The Go-To List for Champagne Shopping

Champagne Shopping
We all love to do a little bit of shopping; but unlike picking up those to-die-for shoes or that perfect shade of lipstick, wine shopping isn’t something that should be done on impulse. A good bottle of champagne is expensive, so want to be smart shoppers when it comes to buying that perfect bottle; and part of being an empowered consumer is being an informed one.

Just like the eyes are the window to the human soul, the bottle label is the window to the champagne soul; everything you need to know about the wine is written there for anyone to see—talk about wearing your heart on your sleeve! But if you don’t know what you’re looking for, all of that information can be really confusing—worse than watching a French film without the subtitles. So here is a go-to list for everything you need to look for on the label to make sure you’re making the best purchase possible.

1) The County of Origin. If it isn’t France, it isn’t champagne, pure and simple. Don’t be too bothered if you don’t see the AOC or AC stamp; sometimes these aren’t included, even on the genuine article.

2) The Brand or Marquee. This tells you who produced the wine—which can account for different varieties of flavor.

3) The Degree of Dosage. This will tell you how much sugar has been added to the finishing dosage—or in other words, how dry the champagne is. Common words to look for include: Brut Sauvage or Ultra Brut, or extra dry, sec, or demi-sec.

4) The Hometown of the Wine.
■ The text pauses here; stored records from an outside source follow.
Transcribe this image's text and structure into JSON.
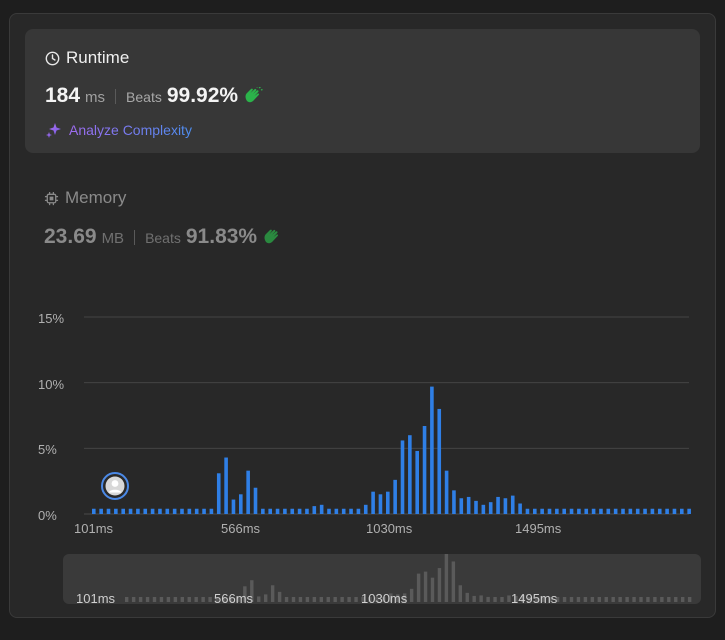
{
  "runtime": {
    "title": "Runtime",
    "value": "184",
    "unit": "ms",
    "beats_label": "Beats",
    "beats_value": "99.92%",
    "analyze_label": "Analyze Complexity"
  },
  "memory": {
    "title": "Memory",
    "value": "23.69",
    "unit": "MB",
    "beats_label": "Beats",
    "beats_value": "91.83%"
  },
  "colors": {
    "bar": "#2f7fe6",
    "clap": "#2bb34a",
    "accent_start": "#9f6bf0",
    "accent_end": "#4d8ef0"
  },
  "icons": [
    "clock-icon",
    "cpu-icon",
    "clap-icon",
    "sparkle-icon",
    "avatar-icon"
  ],
  "chart_data": {
    "type": "bar",
    "y_ticks": [
      "15%",
      "10%",
      "5%",
      "0%"
    ],
    "ylim": [
      0,
      15
    ],
    "x_ticks": [
      "101ms",
      "566ms",
      "1030ms",
      "1495ms"
    ],
    "grid": true,
    "marker_value": "184ms",
    "values": [
      0.4,
      0.4,
      0.4,
      0.4,
      0.4,
      0.4,
      0.4,
      0.4,
      0.4,
      0.4,
      0.4,
      0.4,
      0.4,
      0.4,
      0.4,
      0.4,
      0.4,
      3.1,
      4.3,
      1.1,
      1.5,
      3.3,
      2.0,
      0.4,
      0.4,
      0.4,
      0.4,
      0.4,
      0.4,
      0.4,
      0.6,
      0.7,
      0.4,
      0.4,
      0.4,
      0.4,
      0.4,
      0.7,
      1.7,
      1.5,
      1.7,
      2.6,
      5.6,
      6.0,
      4.8,
      6.7,
      9.7,
      8.0,
      3.3,
      1.8,
      1.2,
      1.3,
      1.0,
      0.7,
      0.9,
      1.3,
      1.2,
      1.4,
      0.8,
      0.4,
      0.4,
      0.4,
      0.4,
      0.4,
      0.4,
      0.4,
      0.4,
      0.4,
      0.4,
      0.4,
      0.4,
      0.4,
      0.4,
      0.4,
      0.4,
      0.4,
      0.4,
      0.4,
      0.4,
      0.4,
      0.4,
      0.4
    ]
  },
  "overview": {
    "x_ticks": [
      "101ms",
      "566ms",
      "1030ms",
      "1495ms"
    ]
  }
}
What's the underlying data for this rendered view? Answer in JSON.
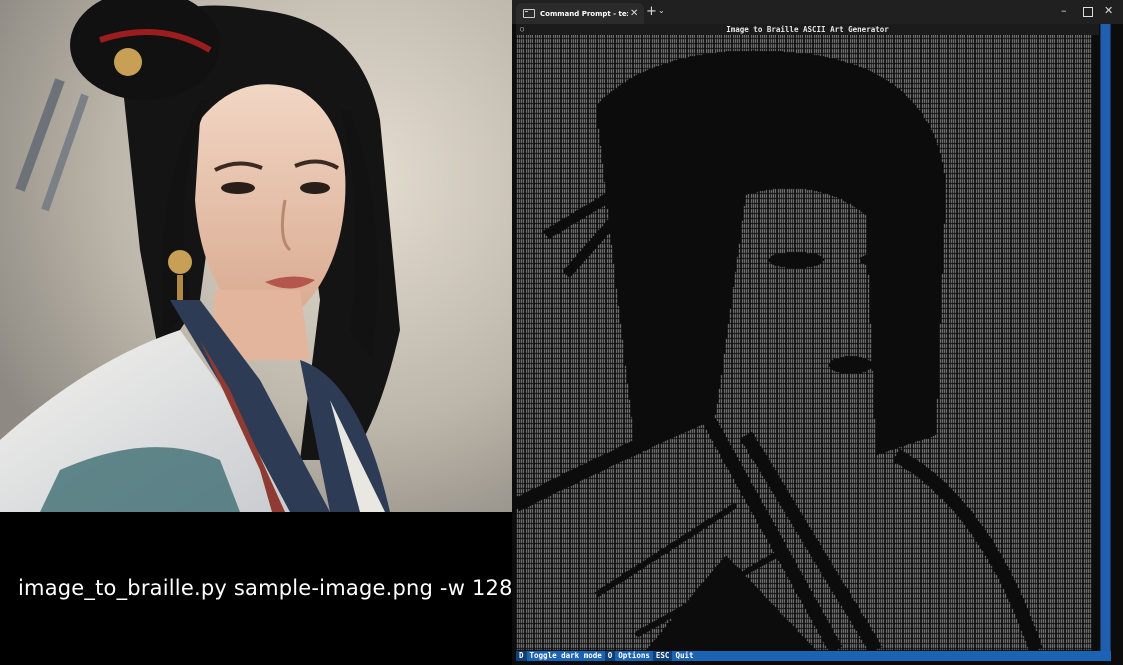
{
  "caption": "image_to_braille.py sample-image.png -w 128",
  "terminal": {
    "tab_title": "Command Prompt - textual r",
    "tab_close": "✕",
    "new_tab": "+",
    "tab_dropdown": "⌄",
    "minimize": "–",
    "close": "✕"
  },
  "app": {
    "indicator": "○",
    "title": "Image to Braille ASCII Art Generator"
  },
  "footer": {
    "items": [
      {
        "key": "D",
        "label": "Toggle dark mode"
      },
      {
        "key": "O",
        "label": "Options"
      },
      {
        "key": "ESC",
        "label": "Quit"
      }
    ]
  },
  "colors": {
    "terminal_bg": "#0c0c0c",
    "art_fg": "#8a8a8a",
    "footer_bg": "#1a63b5",
    "scrollbar": "#1f5fae"
  },
  "icons": {
    "tab": "terminal-icon",
    "maximize": "maximize-icon"
  }
}
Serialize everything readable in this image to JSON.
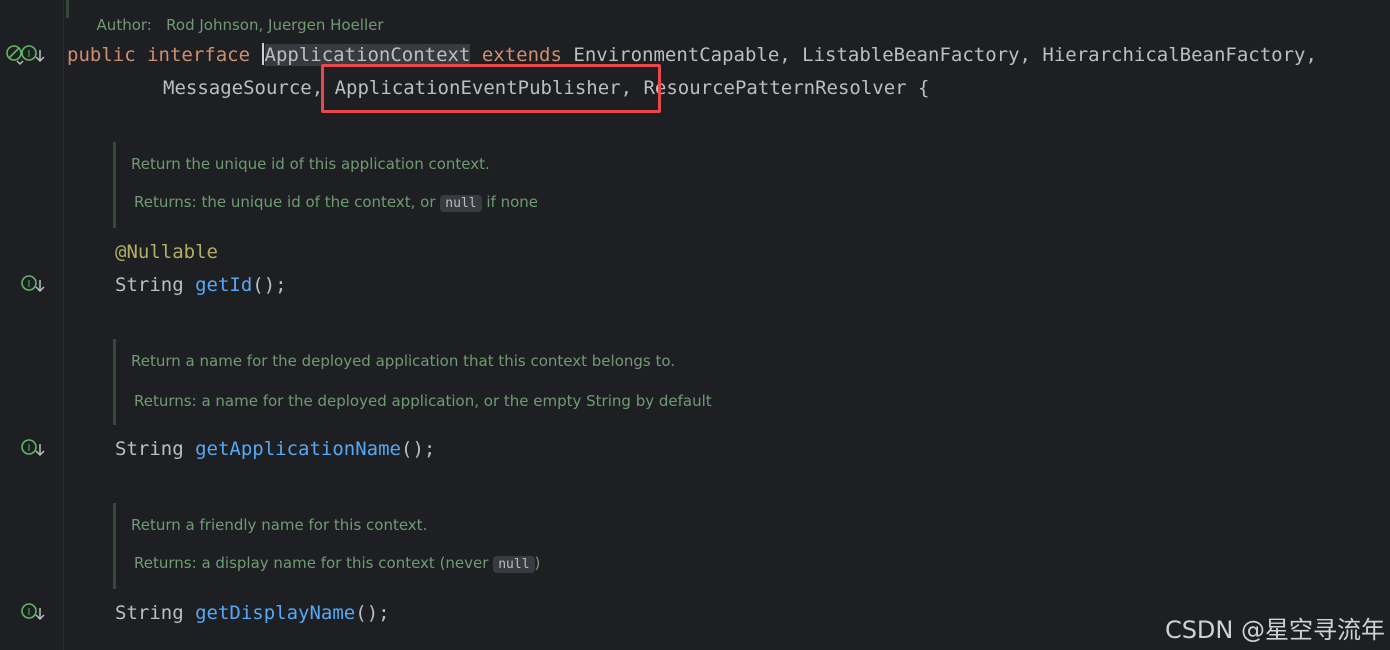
{
  "header_doc": {
    "author_label": "Author:",
    "author_value": "Rod Johnson, Juergen Hoeller"
  },
  "declaration": {
    "kw_public": "public",
    "kw_interface": "interface",
    "interface_name": "ApplicationContext",
    "kw_extends": "extends",
    "line1_rest": "EnvironmentCapable, ListableBeanFactory, HierarchicalBeanFactory,",
    "line2_a": "MessageSource,",
    "line2_highlighted": "ApplicationEventPublisher,",
    "line2_b": "ResourcePatternResolver {"
  },
  "methods": [
    {
      "doc_summary": "Return the unique id of this application context.",
      "returns_label": "Returns:",
      "returns_before": "the unique id of the context, or",
      "returns_code": "null",
      "returns_after": "if none",
      "annotation": "@Nullable",
      "return_type": "String",
      "name": "getId",
      "suffix": "();"
    },
    {
      "doc_summary": "Return a name for the deployed application that this context belongs to.",
      "returns_label": "Returns:",
      "returns_text": "a name for the deployed application, or the empty String by default",
      "return_type": "String",
      "name": "getApplicationName",
      "suffix": "();"
    },
    {
      "doc_summary": "Return a friendly name for this context.",
      "returns_label": "Returns:",
      "returns_before": "a display name for this context (never",
      "returns_code": "null",
      "returns_after": ")",
      "return_type": "String",
      "name": "getDisplayName",
      "suffix": "();"
    }
  ],
  "gutter_icons": [
    "no-usages-icon",
    "implemented-interface-icon"
  ],
  "colors": {
    "keyword": "#cf8e6d",
    "method": "#56a8f5",
    "annotation": "#b3ae60",
    "doc": "#6f9b73",
    "highlight_box": "#e6484b"
  },
  "watermark": "CSDN @星空寻流年"
}
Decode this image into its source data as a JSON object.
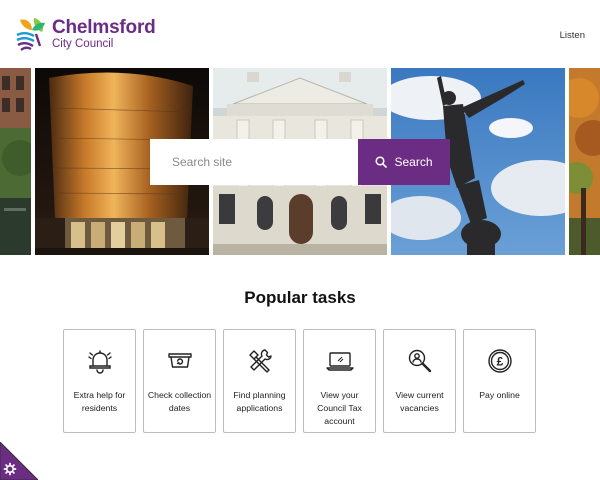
{
  "header": {
    "logo_name": "Chelmsford",
    "logo_sub": "City Council",
    "listen_label": "Listen"
  },
  "hero": {
    "images": [
      "building-photo",
      "copper-theatre-photo",
      "shire-hall-photo",
      "statue-photo",
      "autumn-tree-photo"
    ]
  },
  "search": {
    "placeholder": "Search site",
    "button_label": "Search"
  },
  "popular": {
    "title": "Popular tasks",
    "tasks": [
      {
        "label": "Extra help for residents",
        "icon": "bell-icon"
      },
      {
        "label": "Check collection dates",
        "icon": "bin-icon"
      },
      {
        "label": "Find planning applications",
        "icon": "tools-icon"
      },
      {
        "label": "View your Council Tax account",
        "icon": "laptop-icon"
      },
      {
        "label": "View current vacancies",
        "icon": "magnifier-icon"
      },
      {
        "label": "Pay online",
        "icon": "pound-coin-icon"
      }
    ]
  },
  "accessibility": {
    "icon": "gear-icon"
  },
  "colors": {
    "brand_purple": "#6b2c84",
    "card_border": "#bdbdbd"
  }
}
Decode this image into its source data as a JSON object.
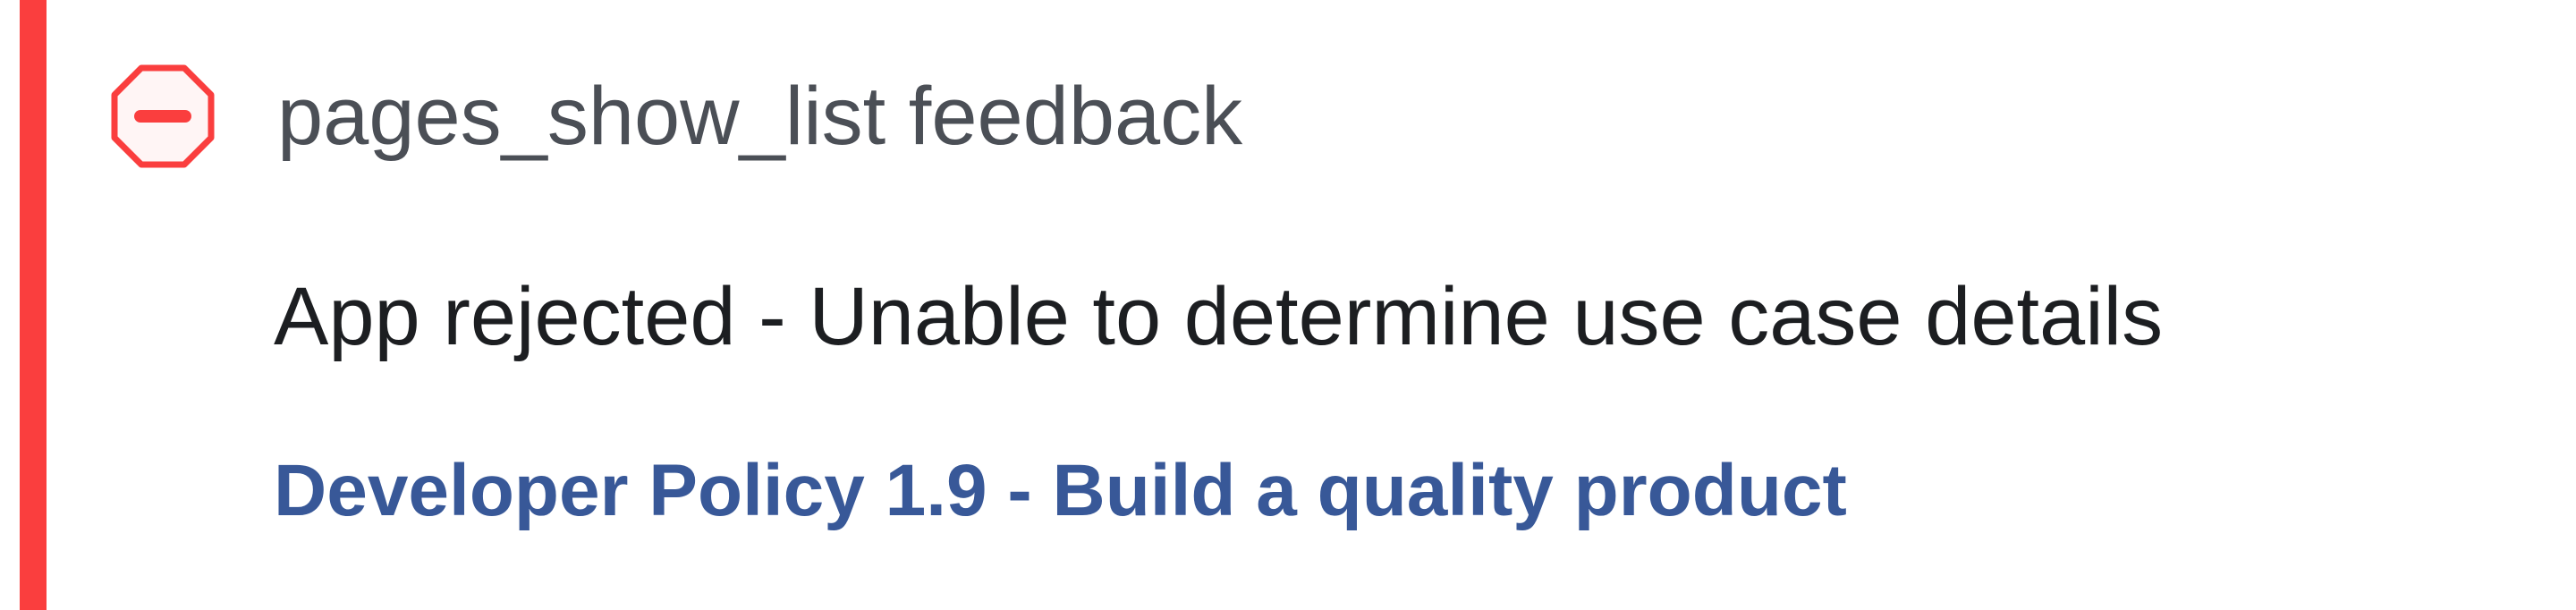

This is the town in which the wine was made; so if you’re looking for a particular mixture of grapes, you can cross-reference which subzone the town falls into (like Cote des Blancs and so forth).

5) The Alcohol Content. This will be anywhere from 10.5-13%, but should be somewhere more around 12-12.5%. For vintage dated wine, it should be at least 11%.

6) The Volume of Liquid. Expressed in milliliters, this will range anywhere from 375 ml “half-bottles” to extra-large (and extra-rare) 18 L bottles. The 1.5 liter “magnum” size is most popular for its slow maturation rates.

7) The Trade Registration. Wine producers are given a specific registration number by the CIVC, and each brand owner will be given a different identity to be used on the bottle:

NM or negociant-manipulant is a shipper who owns vineyards and buys grapes, including many of the traditional internationally famed Champagne merchant houses.

CM or cooperative de manipulation is an association of growers who pool their resources and produce and market their wines as a collective whole.

RM or recoltant-manipulants are individually owned estate grape growers that independently produce Champagne using a majority (at least 95%) of their own grapes.

RC or recoltant-cooperateur are growers who use the help of a cooperative and their facilities to produce champagne.

MA or the marque d’Acheteur are third-party merchants who buy and commercialize champagne, but are not involved at all in the production.

The Èlaborateur. This may refer to a Champagne house, a grower, or a cooperative, but refers to whoever made the wine, and will be indicated on the label.

Now that you are armed with some knowledge on purchasing Champagne, go ahead and purchase some and enjoy what’s inside!

One of my favorite quotes and so very true…

“There comes a time in every woman’s life when the only thing that helps is a glass of champagne.” ~ Old Acquaintance